> How to complete this task: Pictures should be omitted; restate word for word the lines from the one holding "What's the underlying" through the last line of the entries below.

> Data section:
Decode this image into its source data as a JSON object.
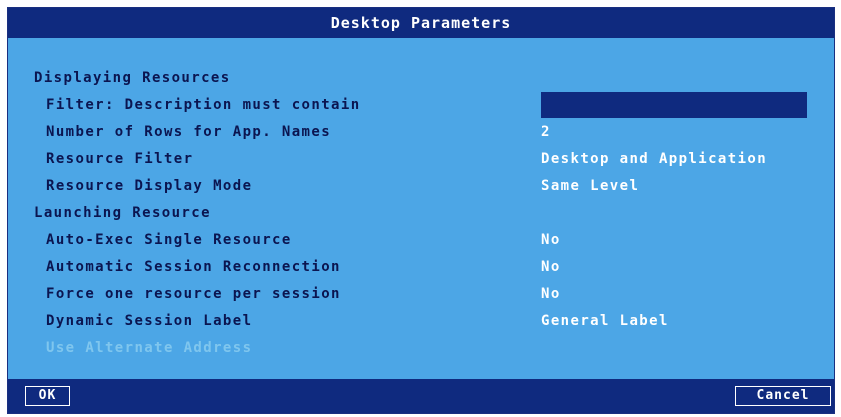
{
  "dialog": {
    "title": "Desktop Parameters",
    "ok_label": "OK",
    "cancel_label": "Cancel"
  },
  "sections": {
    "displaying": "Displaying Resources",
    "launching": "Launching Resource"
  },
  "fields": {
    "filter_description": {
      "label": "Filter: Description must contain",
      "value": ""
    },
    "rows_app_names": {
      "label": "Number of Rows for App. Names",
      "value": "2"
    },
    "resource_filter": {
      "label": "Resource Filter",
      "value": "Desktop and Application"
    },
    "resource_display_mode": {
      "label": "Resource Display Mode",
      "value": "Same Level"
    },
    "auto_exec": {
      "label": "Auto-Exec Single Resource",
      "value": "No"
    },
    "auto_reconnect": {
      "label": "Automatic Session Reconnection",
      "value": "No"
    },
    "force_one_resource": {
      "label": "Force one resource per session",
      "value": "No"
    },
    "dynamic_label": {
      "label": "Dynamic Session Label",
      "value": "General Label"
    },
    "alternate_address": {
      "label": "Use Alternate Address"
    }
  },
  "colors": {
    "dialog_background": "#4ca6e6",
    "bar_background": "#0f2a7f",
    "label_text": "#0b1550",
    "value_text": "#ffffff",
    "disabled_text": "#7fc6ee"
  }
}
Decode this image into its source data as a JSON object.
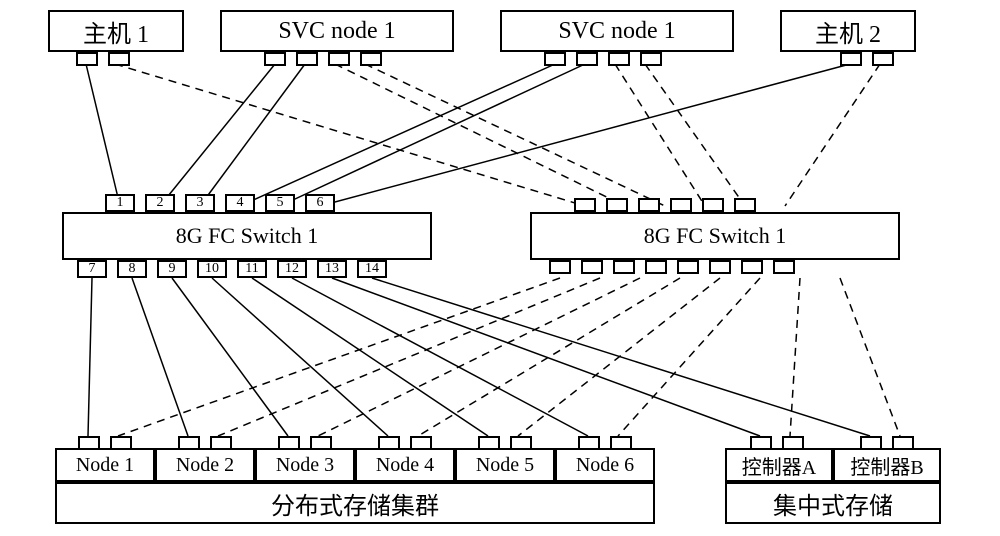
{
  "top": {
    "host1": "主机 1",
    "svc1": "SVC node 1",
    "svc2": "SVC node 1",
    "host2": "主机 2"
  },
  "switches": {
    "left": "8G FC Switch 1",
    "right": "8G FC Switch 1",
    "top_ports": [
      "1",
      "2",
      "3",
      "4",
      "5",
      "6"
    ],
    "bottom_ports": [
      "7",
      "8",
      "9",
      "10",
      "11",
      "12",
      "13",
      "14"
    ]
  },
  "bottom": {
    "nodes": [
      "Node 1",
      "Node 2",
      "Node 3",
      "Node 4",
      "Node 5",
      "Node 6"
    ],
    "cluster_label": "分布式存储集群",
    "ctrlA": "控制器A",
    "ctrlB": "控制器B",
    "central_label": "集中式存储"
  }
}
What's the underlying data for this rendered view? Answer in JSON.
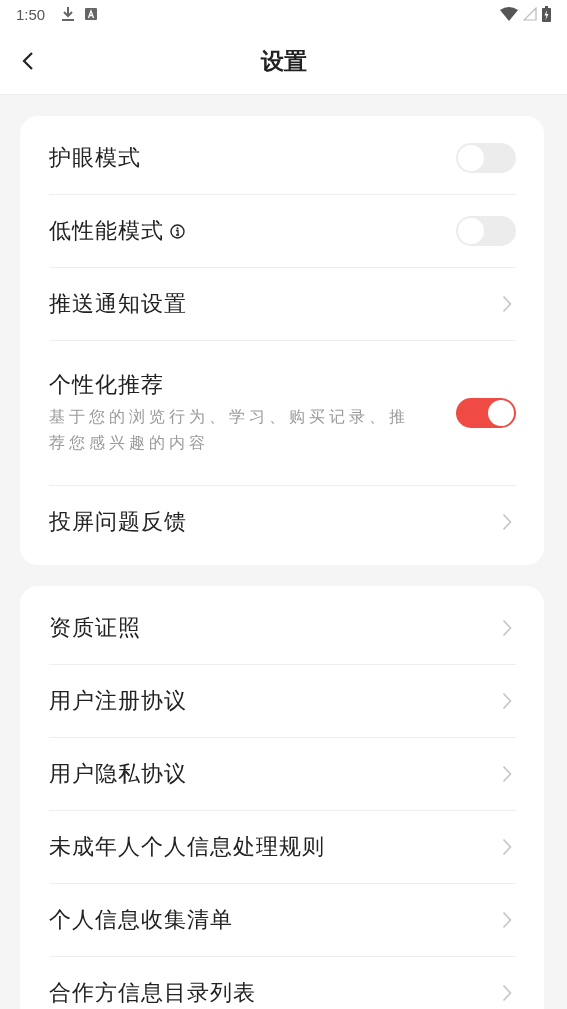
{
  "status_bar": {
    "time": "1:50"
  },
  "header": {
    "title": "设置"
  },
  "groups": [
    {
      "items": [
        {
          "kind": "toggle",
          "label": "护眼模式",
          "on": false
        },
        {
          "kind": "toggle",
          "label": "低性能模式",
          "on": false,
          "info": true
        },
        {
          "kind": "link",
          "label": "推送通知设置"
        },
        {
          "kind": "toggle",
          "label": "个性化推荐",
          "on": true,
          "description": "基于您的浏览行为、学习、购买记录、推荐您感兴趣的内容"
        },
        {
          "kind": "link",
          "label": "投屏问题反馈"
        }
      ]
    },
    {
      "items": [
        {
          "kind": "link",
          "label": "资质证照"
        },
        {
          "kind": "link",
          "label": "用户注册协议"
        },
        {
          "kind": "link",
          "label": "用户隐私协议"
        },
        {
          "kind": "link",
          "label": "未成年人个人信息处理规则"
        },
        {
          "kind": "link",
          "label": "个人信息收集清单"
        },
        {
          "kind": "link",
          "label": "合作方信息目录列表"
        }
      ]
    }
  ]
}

> Solution for this task:
What's the underlying data for this rendered view? Answer in JSON.
{
  "status_bar": {
    "time": "1:50"
  },
  "header": {
    "title": "设置"
  },
  "groups": [
    {
      "items": [
        {
          "kind": "toggle",
          "label": "护眼模式",
          "on": false
        },
        {
          "kind": "toggle",
          "label": "低性能模式",
          "on": false,
          "info": true
        },
        {
          "kind": "link",
          "label": "推送通知设置"
        },
        {
          "kind": "toggle",
          "label": "个性化推荐",
          "on": true,
          "description": "基于您的浏览行为、学习、购买记录、推荐您感兴趣的内容"
        },
        {
          "kind": "link",
          "label": "投屏问题反馈"
        }
      ]
    },
    {
      "items": [
        {
          "kind": "link",
          "label": "资质证照"
        },
        {
          "kind": "link",
          "label": "用户注册协议"
        },
        {
          "kind": "link",
          "label": "用户隐私协议"
        },
        {
          "kind": "link",
          "label": "未成年人个人信息处理规则"
        },
        {
          "kind": "link",
          "label": "个人信息收集清单"
        },
        {
          "kind": "link",
          "label": "合作方信息目录列表"
        }
      ]
    }
  ]
}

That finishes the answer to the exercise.